Entries taken from a collection
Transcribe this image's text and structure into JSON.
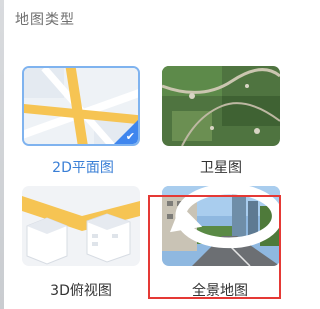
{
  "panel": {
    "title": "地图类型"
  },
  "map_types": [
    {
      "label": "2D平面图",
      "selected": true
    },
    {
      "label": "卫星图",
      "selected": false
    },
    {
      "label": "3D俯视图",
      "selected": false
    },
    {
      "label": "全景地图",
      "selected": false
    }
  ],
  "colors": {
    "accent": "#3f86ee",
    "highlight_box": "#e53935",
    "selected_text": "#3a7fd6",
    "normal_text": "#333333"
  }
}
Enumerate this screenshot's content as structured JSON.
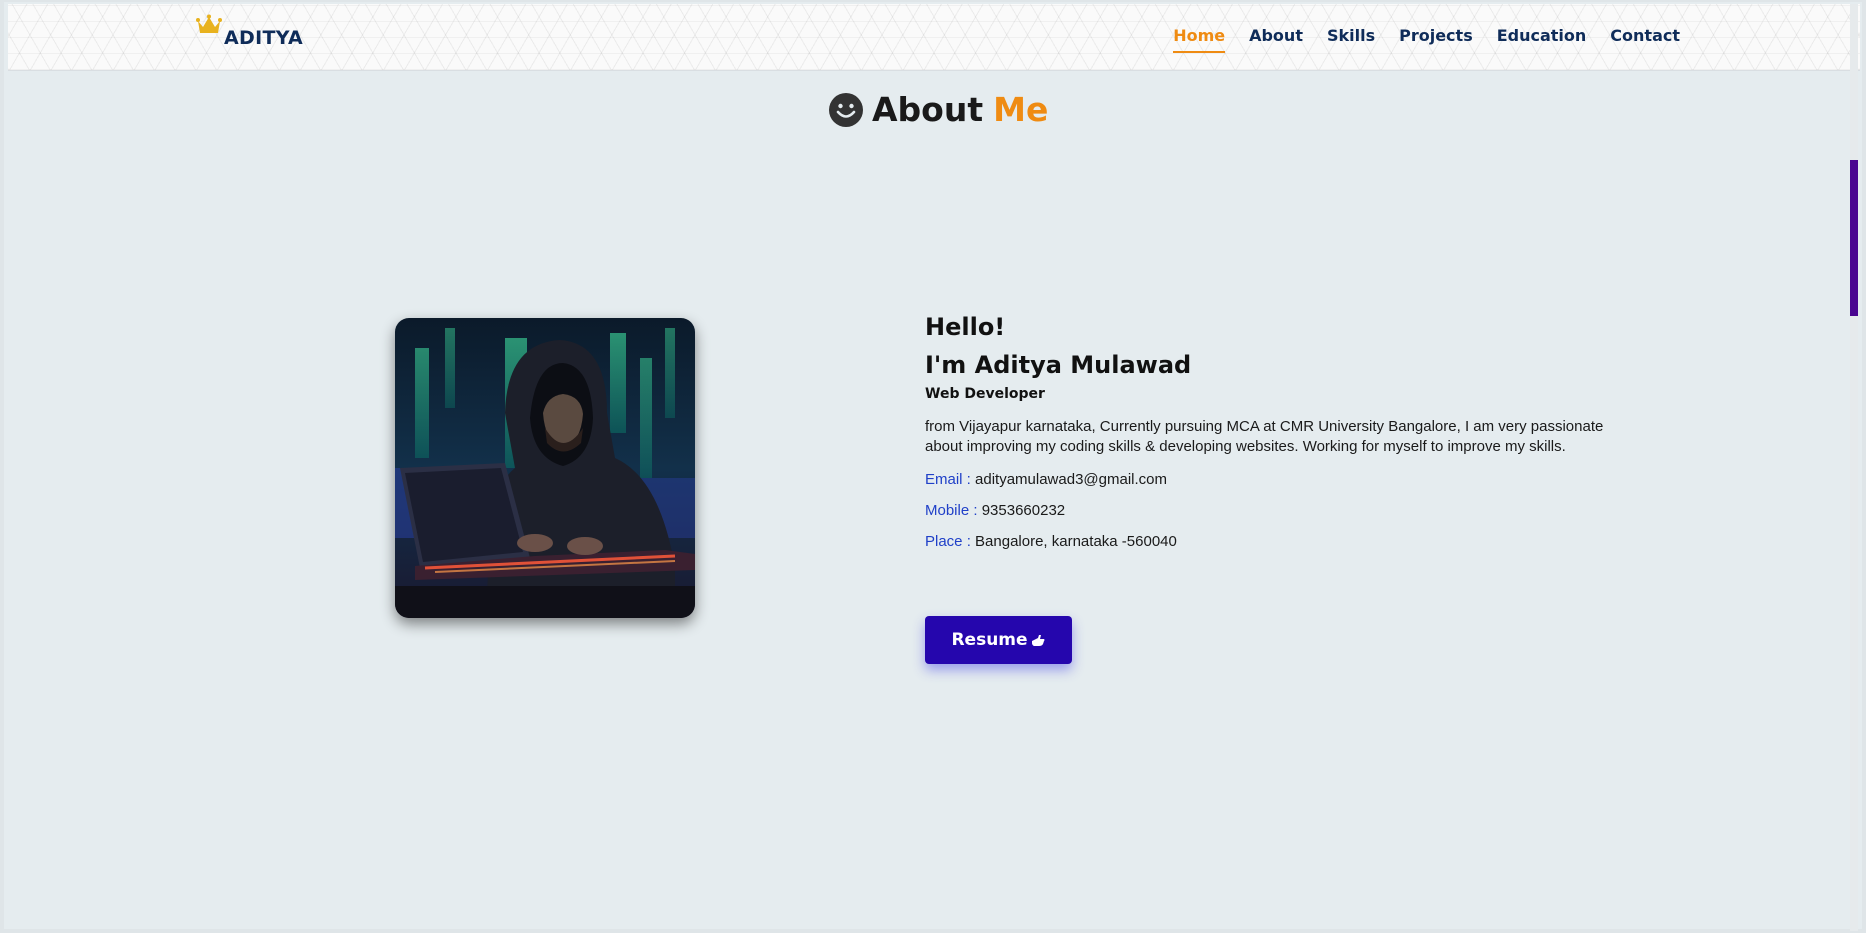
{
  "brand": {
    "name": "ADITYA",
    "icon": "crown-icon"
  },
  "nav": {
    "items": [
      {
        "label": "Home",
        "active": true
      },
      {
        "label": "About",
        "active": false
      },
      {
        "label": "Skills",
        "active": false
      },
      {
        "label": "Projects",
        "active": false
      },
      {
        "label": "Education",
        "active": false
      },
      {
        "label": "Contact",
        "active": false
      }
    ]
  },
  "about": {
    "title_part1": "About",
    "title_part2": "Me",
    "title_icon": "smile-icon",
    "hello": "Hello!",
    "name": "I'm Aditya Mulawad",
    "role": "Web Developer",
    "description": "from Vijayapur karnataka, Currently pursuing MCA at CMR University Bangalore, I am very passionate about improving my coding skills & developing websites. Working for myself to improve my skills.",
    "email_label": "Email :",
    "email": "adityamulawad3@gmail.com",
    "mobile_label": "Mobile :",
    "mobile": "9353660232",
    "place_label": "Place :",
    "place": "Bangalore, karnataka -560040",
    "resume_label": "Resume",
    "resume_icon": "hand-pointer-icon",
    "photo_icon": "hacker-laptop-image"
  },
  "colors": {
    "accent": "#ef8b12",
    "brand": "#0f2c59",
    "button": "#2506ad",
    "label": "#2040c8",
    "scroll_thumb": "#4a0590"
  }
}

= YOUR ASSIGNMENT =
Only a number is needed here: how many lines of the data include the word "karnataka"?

= RESPONSE FOR THIS EXERCISE =
2